_PROBLEM DETAILS_
Each entry is to be given again word for word; images are dropped.

_MATERIAL TO PROCESS_
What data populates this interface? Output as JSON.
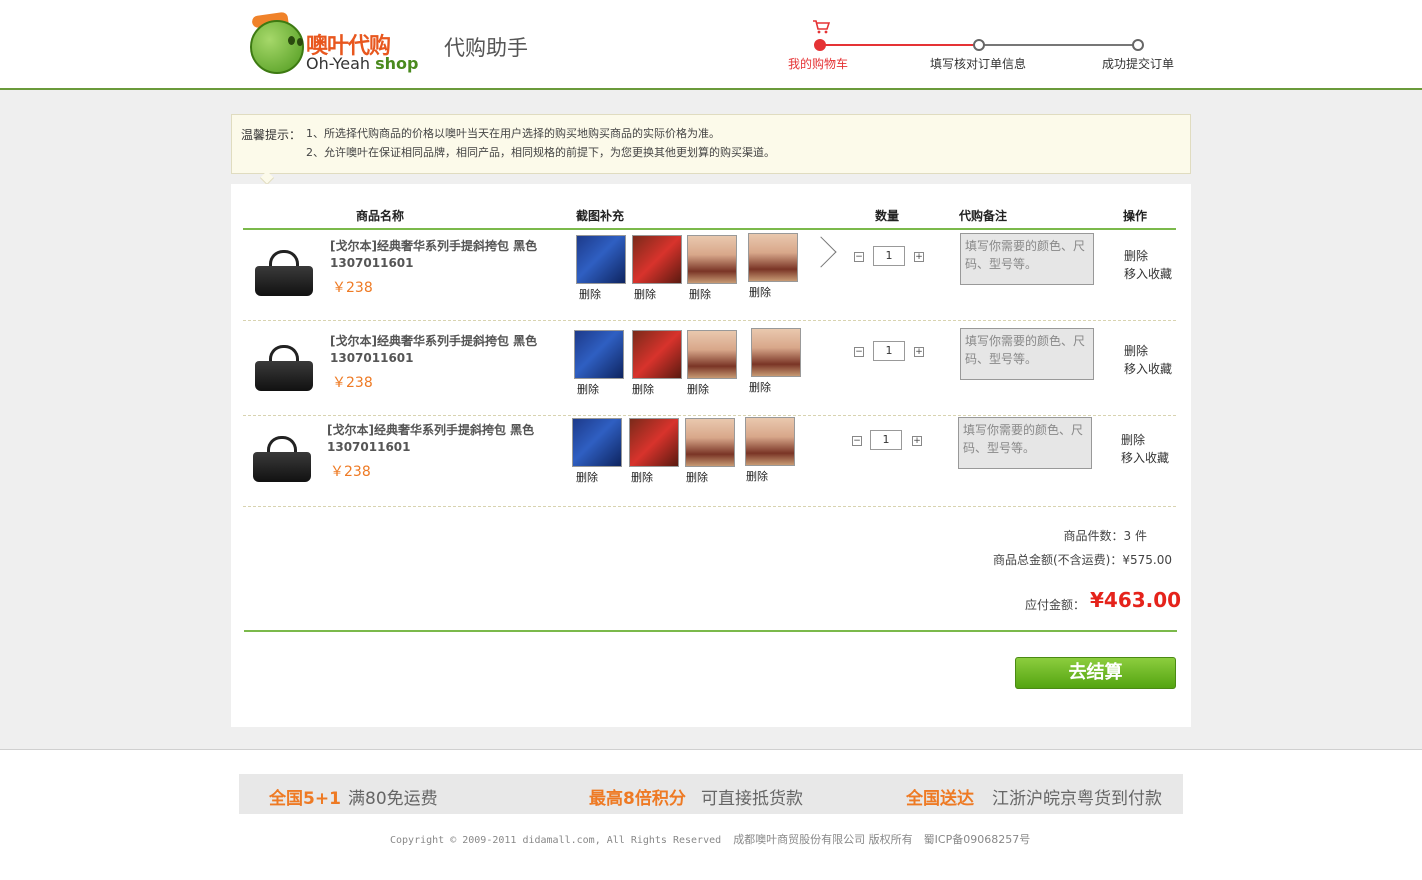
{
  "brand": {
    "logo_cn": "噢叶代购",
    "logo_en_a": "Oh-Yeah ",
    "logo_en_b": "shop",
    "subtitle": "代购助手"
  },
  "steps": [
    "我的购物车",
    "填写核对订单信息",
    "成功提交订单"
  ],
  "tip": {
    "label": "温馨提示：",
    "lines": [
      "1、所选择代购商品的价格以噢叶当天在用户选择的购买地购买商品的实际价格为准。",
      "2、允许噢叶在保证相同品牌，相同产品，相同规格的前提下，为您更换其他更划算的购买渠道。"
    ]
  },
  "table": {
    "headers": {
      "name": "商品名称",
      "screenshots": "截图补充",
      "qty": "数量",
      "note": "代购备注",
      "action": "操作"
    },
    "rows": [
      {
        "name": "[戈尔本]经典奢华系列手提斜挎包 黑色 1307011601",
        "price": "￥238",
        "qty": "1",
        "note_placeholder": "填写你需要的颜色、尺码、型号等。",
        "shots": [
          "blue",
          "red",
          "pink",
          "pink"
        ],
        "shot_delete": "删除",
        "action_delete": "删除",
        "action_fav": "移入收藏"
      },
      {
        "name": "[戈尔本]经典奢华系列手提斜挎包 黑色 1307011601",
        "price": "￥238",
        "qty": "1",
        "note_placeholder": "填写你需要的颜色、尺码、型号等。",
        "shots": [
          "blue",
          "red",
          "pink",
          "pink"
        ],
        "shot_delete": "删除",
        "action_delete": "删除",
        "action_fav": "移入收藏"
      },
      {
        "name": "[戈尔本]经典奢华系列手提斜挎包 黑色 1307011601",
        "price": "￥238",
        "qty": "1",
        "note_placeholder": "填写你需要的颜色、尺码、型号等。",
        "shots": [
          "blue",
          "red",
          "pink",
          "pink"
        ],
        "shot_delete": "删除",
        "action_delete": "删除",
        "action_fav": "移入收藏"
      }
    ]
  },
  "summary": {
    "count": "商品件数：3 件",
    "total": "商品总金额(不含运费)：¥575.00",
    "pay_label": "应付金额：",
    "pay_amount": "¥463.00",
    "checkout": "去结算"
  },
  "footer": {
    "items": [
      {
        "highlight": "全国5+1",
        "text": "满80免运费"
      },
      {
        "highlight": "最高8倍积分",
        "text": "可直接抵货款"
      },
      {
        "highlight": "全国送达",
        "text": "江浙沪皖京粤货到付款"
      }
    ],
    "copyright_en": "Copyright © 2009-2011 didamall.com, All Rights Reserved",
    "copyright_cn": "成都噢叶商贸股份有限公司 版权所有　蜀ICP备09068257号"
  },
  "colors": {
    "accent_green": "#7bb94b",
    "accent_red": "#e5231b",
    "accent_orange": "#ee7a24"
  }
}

_REPLY TO THE TASK_
What data populates this interface? Output as JSON.
{
  "brand": {
    "logo_cn": "噢叶代购",
    "logo_en_a": "Oh-Yeah ",
    "logo_en_b": "shop",
    "subtitle": "代购助手"
  },
  "steps": [
    "我的购物车",
    "填写核对订单信息",
    "成功提交订单"
  ],
  "tip": {
    "label": "温馨提示：",
    "lines": [
      "1、所选择代购商品的价格以噢叶当天在用户选择的购买地购买商品的实际价格为准。",
      "2、允许噢叶在保证相同品牌，相同产品，相同规格的前提下，为您更换其他更划算的购买渠道。"
    ]
  },
  "table": {
    "headers": {
      "name": "商品名称",
      "screenshots": "截图补充",
      "qty": "数量",
      "note": "代购备注",
      "action": "操作"
    },
    "rows": [
      {
        "name": "[戈尔本]经典奢华系列手提斜挎包 黑色 1307011601",
        "price": "￥238",
        "qty": "1",
        "note_placeholder": "填写你需要的颜色、尺码、型号等。",
        "shots": [
          "blue",
          "red",
          "pink",
          "pink"
        ],
        "shot_delete": "删除",
        "action_delete": "删除",
        "action_fav": "移入收藏"
      },
      {
        "name": "[戈尔本]经典奢华系列手提斜挎包 黑色 1307011601",
        "price": "￥238",
        "qty": "1",
        "note_placeholder": "填写你需要的颜色、尺码、型号等。",
        "shots": [
          "blue",
          "red",
          "pink",
          "pink"
        ],
        "shot_delete": "删除",
        "action_delete": "删除",
        "action_fav": "移入收藏"
      },
      {
        "name": "[戈尔本]经典奢华系列手提斜挎包 黑色 1307011601",
        "price": "￥238",
        "qty": "1",
        "note_placeholder": "填写你需要的颜色、尺码、型号等。",
        "shots": [
          "blue",
          "red",
          "pink",
          "pink"
        ],
        "shot_delete": "删除",
        "action_delete": "删除",
        "action_fav": "移入收藏"
      }
    ]
  },
  "summary": {
    "count": "商品件数：3 件",
    "total": "商品总金额(不含运费)：¥575.00",
    "pay_label": "应付金额：",
    "pay_amount": "¥463.00",
    "checkout": "去结算"
  },
  "footer": {
    "items": [
      {
        "highlight": "全国5+1",
        "text": "满80免运费"
      },
      {
        "highlight": "最高8倍积分",
        "text": "可直接抵货款"
      },
      {
        "highlight": "全国送达",
        "text": "江浙沪皖京粤货到付款"
      }
    ],
    "copyright_en": "Copyright © 2009-2011 didamall.com, All Rights Reserved",
    "copyright_cn": "成都噢叶商贸股份有限公司 版权所有　蜀ICP备09068257号"
  },
  "colors": {
    "accent_green": "#7bb94b",
    "accent_red": "#e5231b",
    "accent_orange": "#ee7a24"
  }
}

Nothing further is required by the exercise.